The Bailout – Benefit or Bane?

It is hard not to be skeptical about the US economy these days with the constant market fluctuations and the credit crisis putting many Americans on the pathway to poverty.  Recently, Congress passed the President’s $700 billion bailout plan to boost our economy, $250 billion of which is basically being given to financial institutions with no strings attached. 

What does this really mean for the average American?  Will this bailout really help to stimulate the economy like they are saying it will?  If you have any doubts (which you should), then read on and see why you should be skeptical of this newly passed plan to give us an “economic boost.”

Bank Executives’ Salaries Will Be Cut

According to the parameters of the bailout, bank executives will have caps on their salaries as long as the government is an investor in their institution.  This is evidently a preemptive major to ensure that CEOs don’t continue to make risky investments in an attempt to make massive bonuses.  However, no one seems to be questioning the fact that many of these executives and CEOs made hundreds of millions of dollars—even when their banks were going under.  How is it possible that we are bailing out people who make more money than most people make in their entire lives while families are losing their homes?

Taxpayer Burden

Ultimately, what it all comes down to is that the average American citizen will end up paying for the mistakes of the rich and greedy folks in the credit and banking industries.  The same people who lost their homes to these institutions will help nurse them back to health financially for generations to come.

New Loan Incentives

The government has once again offered banks incentives for boosting the housing market.  Am I missing something here?  I feel like Bill Murray in Groundhog Day—isn’t this exactly what got us into this mess in the first place?  Encouraging banks to start lending again when they mismanaged and plundered the middle-class coffers the first time around sounds like they’re being given permission to beat up the sick kid when he’s only halfway recovered.

Job Market Worsening

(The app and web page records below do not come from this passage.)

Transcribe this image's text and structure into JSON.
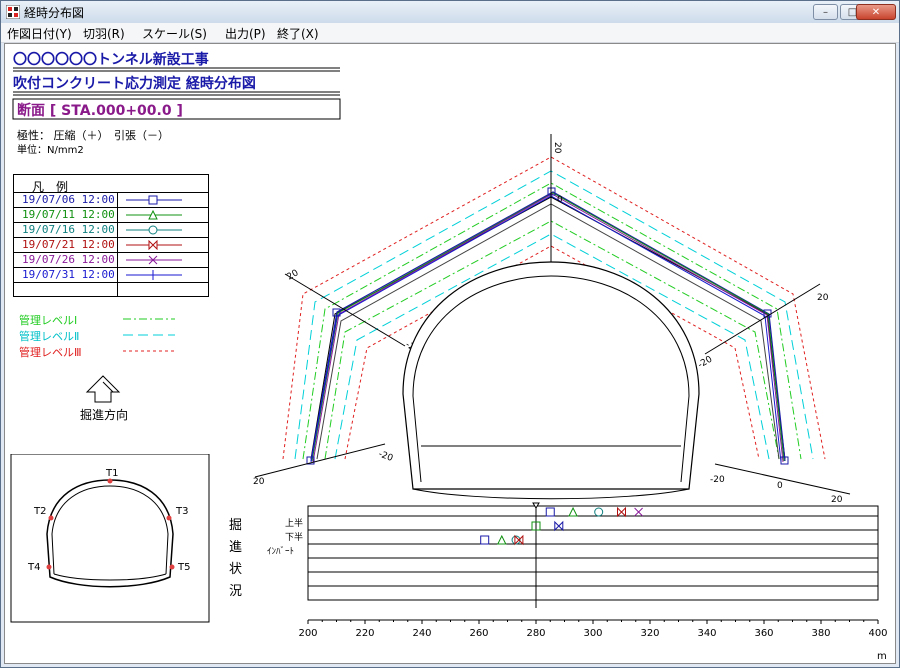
{
  "window": {
    "title": "経時分布図",
    "min": "–",
    "max": "□",
    "close": "✕"
  },
  "menu": [
    "作図日付(Y)",
    "切羽(R)",
    "スケール(S)",
    "出力(P)",
    "終了(X)"
  ],
  "header": {
    "project": "〇〇〇〇〇〇トンネル新設工事",
    "measurement": "吹付コンクリート応力測定 経時分布図",
    "section": "断面 [ STA.000+00.0 ]",
    "polarity": "極性： 圧縮（＋）　引張（－）",
    "unit": "単位：N/mm2"
  },
  "legend": {
    "heading": "凡　例",
    "entries": [
      {
        "date": "19/07/06 12:00",
        "color": "#1a1aa8",
        "marker": "square"
      },
      {
        "date": "19/07/11 12:00",
        "color": "#109010",
        "marker": "triangle"
      },
      {
        "date": "19/07/16 12:00",
        "color": "#108080",
        "marker": "circle"
      },
      {
        "date": "19/07/21 12:00",
        "color": "#b01010",
        "marker": "bowtie"
      },
      {
        "date": "19/07/26 12:00",
        "color": "#8a1a9a",
        "marker": "x"
      },
      {
        "date": "19/07/31 12:00",
        "color": "#1a1ad0",
        "marker": "plus"
      }
    ]
  },
  "levels": [
    {
      "label": "管理レベルⅠ",
      "color": "#22cc22",
      "dash": "8,3,2,3"
    },
    {
      "label": "管理レベルⅡ",
      "color": "#00d0d8",
      "dash": "10,5"
    },
    {
      "label": "管理レベルⅢ",
      "color": "#e02020",
      "dash": "3,3"
    }
  ],
  "direction_label": "掘進方向",
  "key_plan": {
    "points": [
      "T1",
      "T2",
      "T3",
      "T4",
      "T5"
    ]
  },
  "distribution": {
    "ticks": {
      "ring": "20",
      "ring_neg": "-20",
      "zero": "0"
    }
  },
  "progress": {
    "side_label": [
      "掘",
      "進",
      "状",
      "況"
    ],
    "rows": [
      "上半",
      "下半",
      "ｲﾝﾊﾞｰﾄ"
    ],
    "x_ticks": [
      "200",
      "220",
      "240",
      "260",
      "280",
      "300",
      "320",
      "340",
      "360",
      "380",
      "400"
    ],
    "x_unit": "m",
    "current_position": 280,
    "marks": {
      "upper": [
        285,
        293,
        302,
        310,
        316
      ],
      "lower": [
        280,
        288
      ],
      "invert": [
        262,
        268,
        273,
        274
      ]
    }
  }
}
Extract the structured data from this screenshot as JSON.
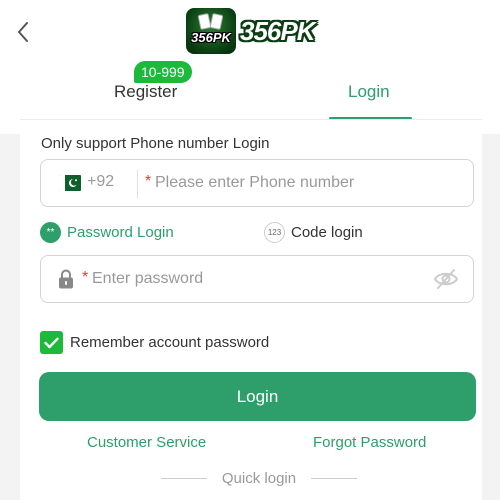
{
  "header": {
    "logo_mini": "356PK",
    "logo_text": "356PK"
  },
  "tabs": {
    "register": "Register",
    "login": "Login",
    "badge": "10-999"
  },
  "hint": "Only support Phone number Login",
  "phone": {
    "country_code": "+92",
    "required_mark": "*",
    "placeholder": "Please enter Phone number"
  },
  "modes": {
    "password_icon_text": "**",
    "password_label": "Password Login",
    "code_icon_text": "123",
    "code_label": "Code login"
  },
  "password": {
    "required_mark": "*",
    "placeholder": "Enter password"
  },
  "remember": {
    "label": "Remember account password",
    "checked": true
  },
  "login_button": "Login",
  "links": {
    "customer_service": "Customer Service",
    "forgot_password": "Forgot Password"
  },
  "quick_login": "Quick login",
  "colors": {
    "accent": "#2e9e6b",
    "badge": "#1db93b",
    "required": "#e53935"
  }
}
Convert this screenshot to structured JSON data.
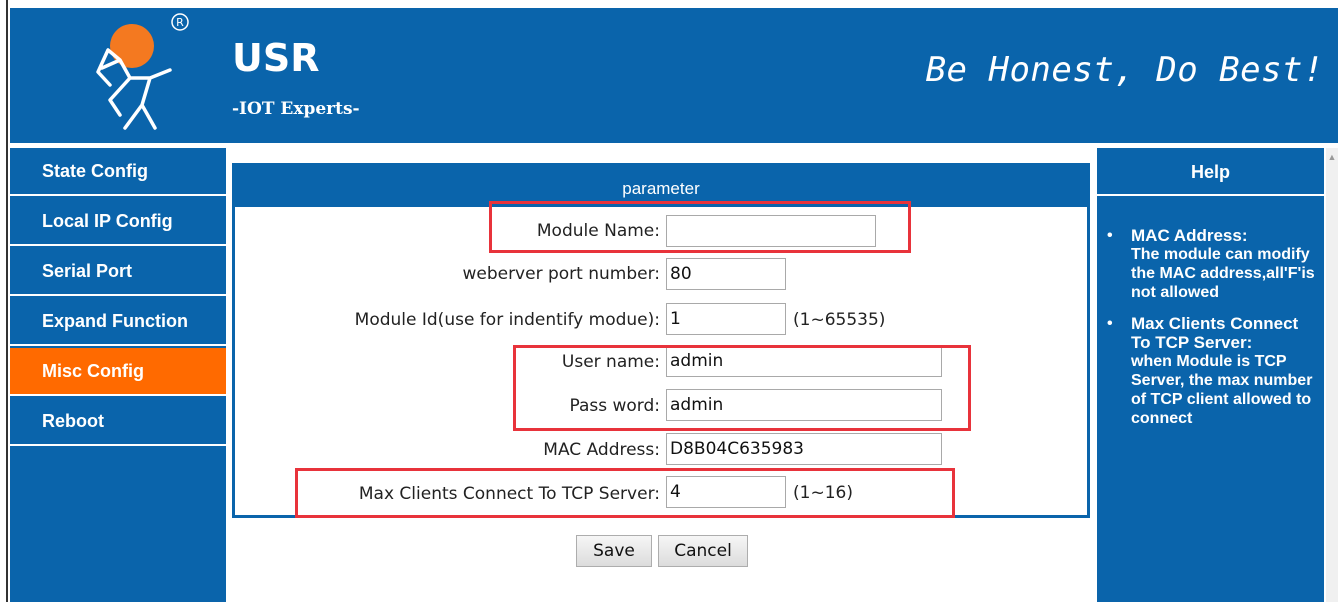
{
  "header": {
    "brand": "USR",
    "tagline": "-IOT Experts-",
    "motto": "Be Honest, Do Best!",
    "colors": {
      "brand_blue": "#0a64ab",
      "logo_orange": "#f47920",
      "accent_orange": "#ff6a00",
      "highlight_red": "#e8333b"
    }
  },
  "sidebar": {
    "items": [
      {
        "label": "State Config",
        "active": false
      },
      {
        "label": "Local IP Config",
        "active": false
      },
      {
        "label": "Serial Port",
        "active": false
      },
      {
        "label": "Expand Function",
        "active": false
      },
      {
        "label": "Misc Config",
        "active": true
      },
      {
        "label": "Reboot",
        "active": false
      }
    ]
  },
  "panel": {
    "title": "parameter",
    "fields": {
      "module_name": {
        "label": "Module Name:",
        "value": ""
      },
      "webserver_port": {
        "label": "weberver port number:",
        "value": "80"
      },
      "module_id": {
        "label": "Module Id(use for indentify modue):",
        "value": "1",
        "range": "(1~65535)"
      },
      "user_name": {
        "label": "User name:",
        "value": "admin"
      },
      "password": {
        "label": "Pass word:",
        "value": "admin"
      },
      "mac_address": {
        "label": "MAC Address:",
        "value": "D8B04C635983"
      },
      "max_clients": {
        "label": "Max Clients Connect To TCP Server:",
        "value": "4",
        "range": "(1~16)"
      }
    },
    "buttons": {
      "save": "Save",
      "cancel": "Cancel"
    }
  },
  "help": {
    "title": "Help",
    "items": [
      {
        "heading": "MAC Address:",
        "body": "The module can modify the MAC address,all'F'is not allowed"
      },
      {
        "heading": "Max Clients Connect To TCP Server:",
        "body": "when Module is TCP Server, the max number of TCP client allowed to connect"
      }
    ]
  }
}
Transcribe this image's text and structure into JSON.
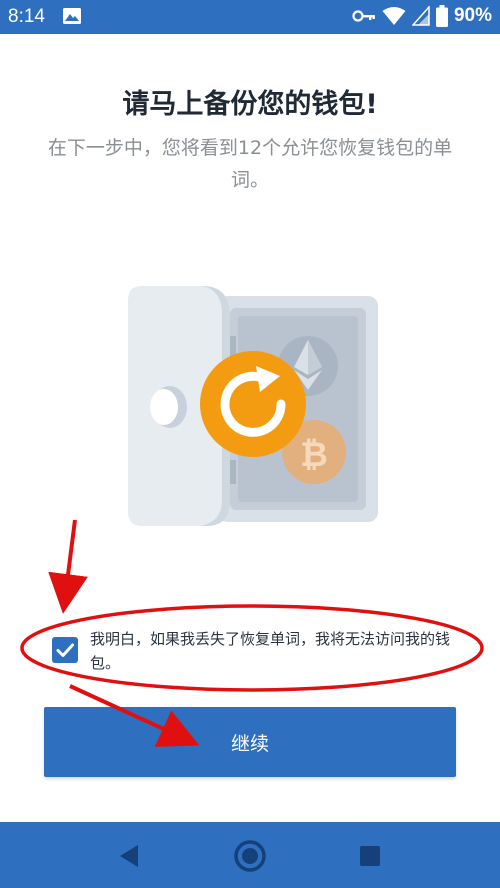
{
  "status_bar": {
    "time": "8:14",
    "battery_percent": "90%",
    "icons": [
      "image-icon",
      "key-icon",
      "wifi-icon",
      "signal-icon",
      "battery-icon"
    ]
  },
  "main": {
    "title": "请马上备份您的钱包!",
    "subtitle": "在下一步中，您将看到12个允许您恢复钱包的单词。",
    "illustration_icons": [
      "safe-icon",
      "ethereum-icon",
      "bitcoin-icon",
      "restore-icon"
    ]
  },
  "agreement": {
    "checked": true,
    "text": "我明白，如果我丢失了恢复单词，我将无法访问我的钱包。"
  },
  "continue_button": {
    "label": "继续"
  },
  "nav_bar": {
    "icons": [
      "back-icon",
      "home-icon",
      "recents-icon"
    ]
  },
  "colors": {
    "primary": "#2e6fbf",
    "accent_orange": "#f39c12",
    "annotation_red": "#e01010"
  }
}
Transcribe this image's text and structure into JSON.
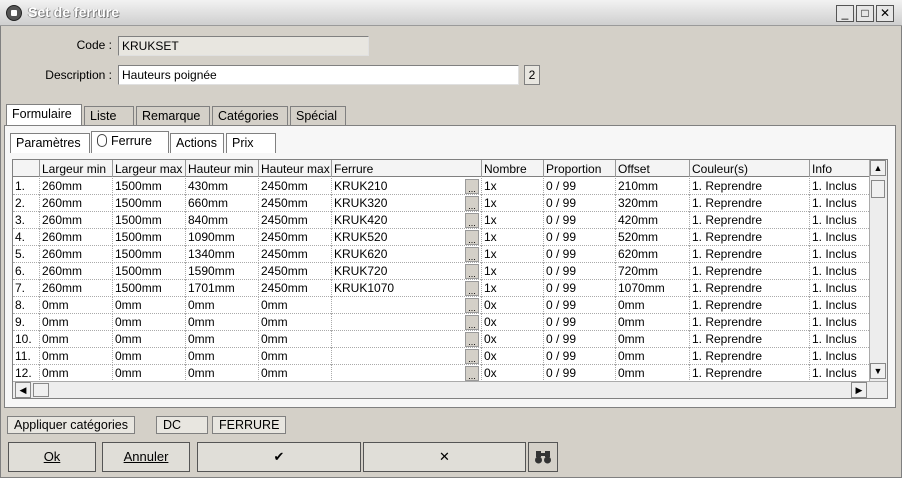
{
  "window": {
    "title": "Set de ferrure",
    "minimize": "_",
    "maximize": "□",
    "close": "✕"
  },
  "form": {
    "code_label": "Code :",
    "code_value": "KRUKSET",
    "description_label": "Description :",
    "description_value": "Hauteurs poignée",
    "description_count": "2"
  },
  "tabs": [
    "Formulaire",
    "Liste",
    "Remarque",
    "Catégories",
    "Spécial"
  ],
  "subtabs": [
    "Paramètres",
    "Ferrure",
    "Actions",
    "Prix"
  ],
  "grid": {
    "columns": [
      "Largeur min",
      "Largeur max",
      "Hauteur min",
      "Hauteur max",
      "Ferrure",
      "Nombre",
      "Proportion",
      "Offset",
      "Couleur(s)",
      "Info"
    ],
    "ellipsis": "...",
    "rows": [
      [
        "1.",
        "260mm",
        "1500mm",
        "430mm",
        "2450mm",
        "KRUK210",
        "1x",
        "0 / 99",
        "210mm",
        "1. Reprendre",
        "1. Inclus"
      ],
      [
        "2.",
        "260mm",
        "1500mm",
        "660mm",
        "2450mm",
        "KRUK320",
        "1x",
        "0 / 99",
        "320mm",
        "1. Reprendre",
        "1. Inclus"
      ],
      [
        "3.",
        "260mm",
        "1500mm",
        "840mm",
        "2450mm",
        "KRUK420",
        "1x",
        "0 / 99",
        "420mm",
        "1. Reprendre",
        "1. Inclus"
      ],
      [
        "4.",
        "260mm",
        "1500mm",
        "1090mm",
        "2450mm",
        "KRUK520",
        "1x",
        "0 / 99",
        "520mm",
        "1. Reprendre",
        "1. Inclus"
      ],
      [
        "5.",
        "260mm",
        "1500mm",
        "1340mm",
        "2450mm",
        "KRUK620",
        "1x",
        "0 / 99",
        "620mm",
        "1. Reprendre",
        "1. Inclus"
      ],
      [
        "6.",
        "260mm",
        "1500mm",
        "1590mm",
        "2450mm",
        "KRUK720",
        "1x",
        "0 / 99",
        "720mm",
        "1. Reprendre",
        "1. Inclus"
      ],
      [
        "7.",
        "260mm",
        "1500mm",
        "1701mm",
        "2450mm",
        "KRUK1070",
        "1x",
        "0 / 99",
        "1070mm",
        "1. Reprendre",
        "1. Inclus"
      ],
      [
        "8.",
        "0mm",
        "0mm",
        "0mm",
        "0mm",
        "",
        "0x",
        "0 / 99",
        "0mm",
        "1. Reprendre",
        "1. Inclus"
      ],
      [
        "9.",
        "0mm",
        "0mm",
        "0mm",
        "0mm",
        "",
        "0x",
        "0 / 99",
        "0mm",
        "1. Reprendre",
        "1. Inclus"
      ],
      [
        "10.",
        "0mm",
        "0mm",
        "0mm",
        "0mm",
        "",
        "0x",
        "0 / 99",
        "0mm",
        "1. Reprendre",
        "1. Inclus"
      ],
      [
        "11.",
        "0mm",
        "0mm",
        "0mm",
        "0mm",
        "",
        "0x",
        "0 / 99",
        "0mm",
        "1. Reprendre",
        "1. Inclus"
      ],
      [
        "12.",
        "0mm",
        "0mm",
        "0mm",
        "0mm",
        "",
        "0x",
        "0 / 99",
        "0mm",
        "1. Reprendre",
        "1. Inclus"
      ]
    ]
  },
  "bottom": {
    "apply_categories": "Appliquer catégories",
    "category_1": "DC",
    "category_2": "FERRURE",
    "ok": "Ok",
    "cancel": "Annuler",
    "check": "✔",
    "cross": "✕",
    "binoculars_icon": "binoculars-icon"
  }
}
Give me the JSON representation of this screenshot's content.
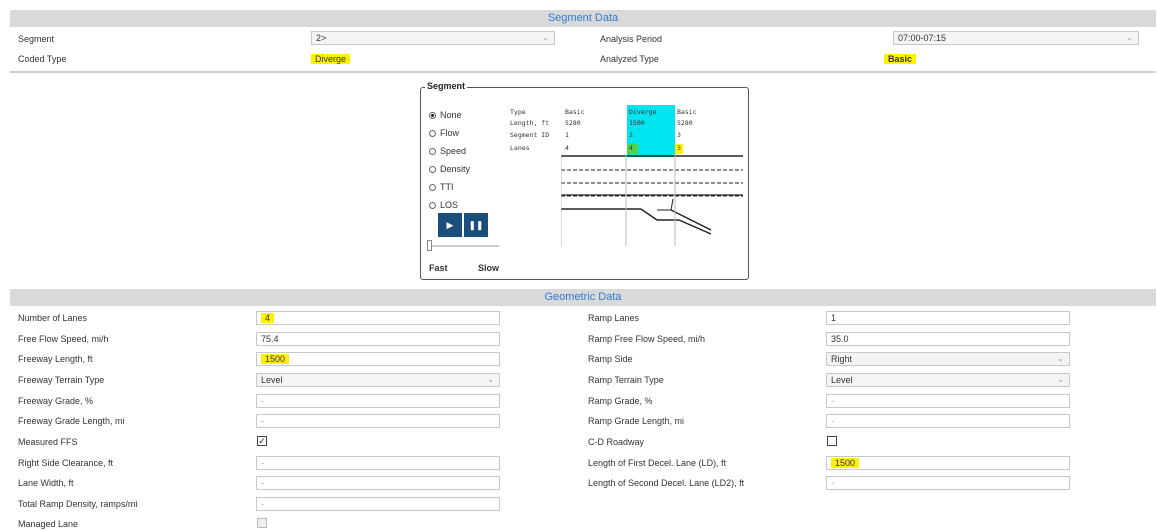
{
  "segment_data": {
    "title": "Segment Data",
    "segment_label": "Segment",
    "segment_value": "2>",
    "analysis_period_label": "Analysis Period",
    "analysis_period_value": "07:00-07:15",
    "coded_type_label": "Coded Type",
    "coded_type_value": "Diverge",
    "analyzed_type_label": "Analyzed Type",
    "analyzed_type_value": "Basic"
  },
  "segment_panel": {
    "title": "Segment",
    "options": [
      "None",
      "Flow",
      "Speed",
      "Density",
      "TTI",
      "LOS"
    ],
    "selected": "None",
    "speed_fast": "Fast",
    "speed_slow": "Slow",
    "table": {
      "row_labels": [
        "Type",
        "Length, ft",
        "Segment ID",
        "Lanes"
      ],
      "columns": [
        {
          "type": "Basic",
          "length": "5280",
          "id": "1",
          "lanes": "4"
        },
        {
          "type": "Diverge",
          "length": "1500",
          "id": "2",
          "lanes": "4"
        },
        {
          "type": "Basic",
          "length": "5280",
          "id": "3",
          "lanes": "3"
        }
      ]
    },
    "colors": {
      "selected_column": "#00e5f0",
      "lanes_green": "#4cd44c",
      "lanes_yellow": "#fff200"
    }
  },
  "geometric_data": {
    "title": "Geometric Data",
    "left": [
      {
        "label": "Number of Lanes",
        "value": "4"
      },
      {
        "label": "Free Flow Speed, mi/h",
        "value": "75.4"
      },
      {
        "label": "Freeway Length, ft",
        "value": "1500"
      },
      {
        "label": "Freeway Terrain Type",
        "value": "Level"
      },
      {
        "label": "Freeway Grade, %",
        "value": "-"
      },
      {
        "label": "Freeway Grade Length, mi",
        "value": "-"
      },
      {
        "label": "Measured FFS",
        "value": "✓"
      },
      {
        "label": "Right Side Clearance, ft",
        "value": "-"
      },
      {
        "label": "Lane Width, ft",
        "value": "-"
      },
      {
        "label": "Total Ramp Density, ramps/mi",
        "value": "-"
      },
      {
        "label": "Managed Lane",
        "value": ""
      }
    ],
    "right": [
      {
        "label": "Ramp Lanes",
        "value": "1"
      },
      {
        "label": "Ramp Free Flow Speed, mi/h",
        "value": "35.0"
      },
      {
        "label": "Ramp Side",
        "value": "Right"
      },
      {
        "label": "Ramp Terrain Type",
        "value": "Level"
      },
      {
        "label": "Ramp Grade, %",
        "value": "-"
      },
      {
        "label": "Ramp Grade Length, mi",
        "value": "-"
      },
      {
        "label": "C-D Roadway",
        "value": ""
      },
      {
        "label": "Length of First Decel. Lane (LD), ft",
        "value": "1500"
      },
      {
        "label": "Length of Second Decel. Lane (LD2), ft",
        "value": "-"
      }
    ]
  },
  "colors": {
    "header_bg": "#d9d9d9",
    "header_text": "#2e7bd6",
    "highlight": "#fff200",
    "button": "#1a4e7c"
  }
}
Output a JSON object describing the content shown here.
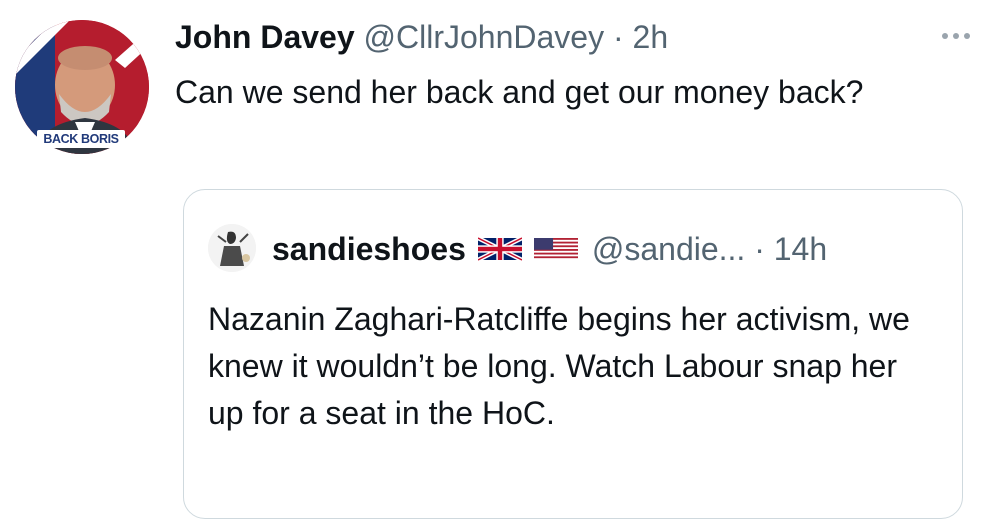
{
  "tweet": {
    "author": {
      "name": "John Davey",
      "handle": "@CllrJohnDavey",
      "avatar_badge": "BACK BORIS"
    },
    "separator": "·",
    "time": "2h",
    "text": "Can we send her back and get our money back?"
  },
  "quoted_tweet": {
    "author": {
      "name": "sandieshoes",
      "flags": [
        "uk-flag-icon",
        "us-flag-icon"
      ],
      "handle": "@sandie... · 14h"
    },
    "text": "Nazanin Zaghari-Ratcliffe begins her activism, we knew it wouldn’t be long. Watch Labour snap her up for a seat in the HoC."
  },
  "colors": {
    "text": "#0f1419",
    "secondary": "#536471",
    "border": "#cfd9de"
  }
}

Even with all this money being put back into the economy (starting at the very top, mind you), the job market is flailing around, with no recovery in sight thus far.  Although gas prices have temporarily plunged and minimum wage recently rose to $6.55 an hour, the average working American can barely afford to make ends meet.  As their credit continues to get worse, the banks’ future appears to be brighter than ever.  Is anybody willing to bail out the average Joe?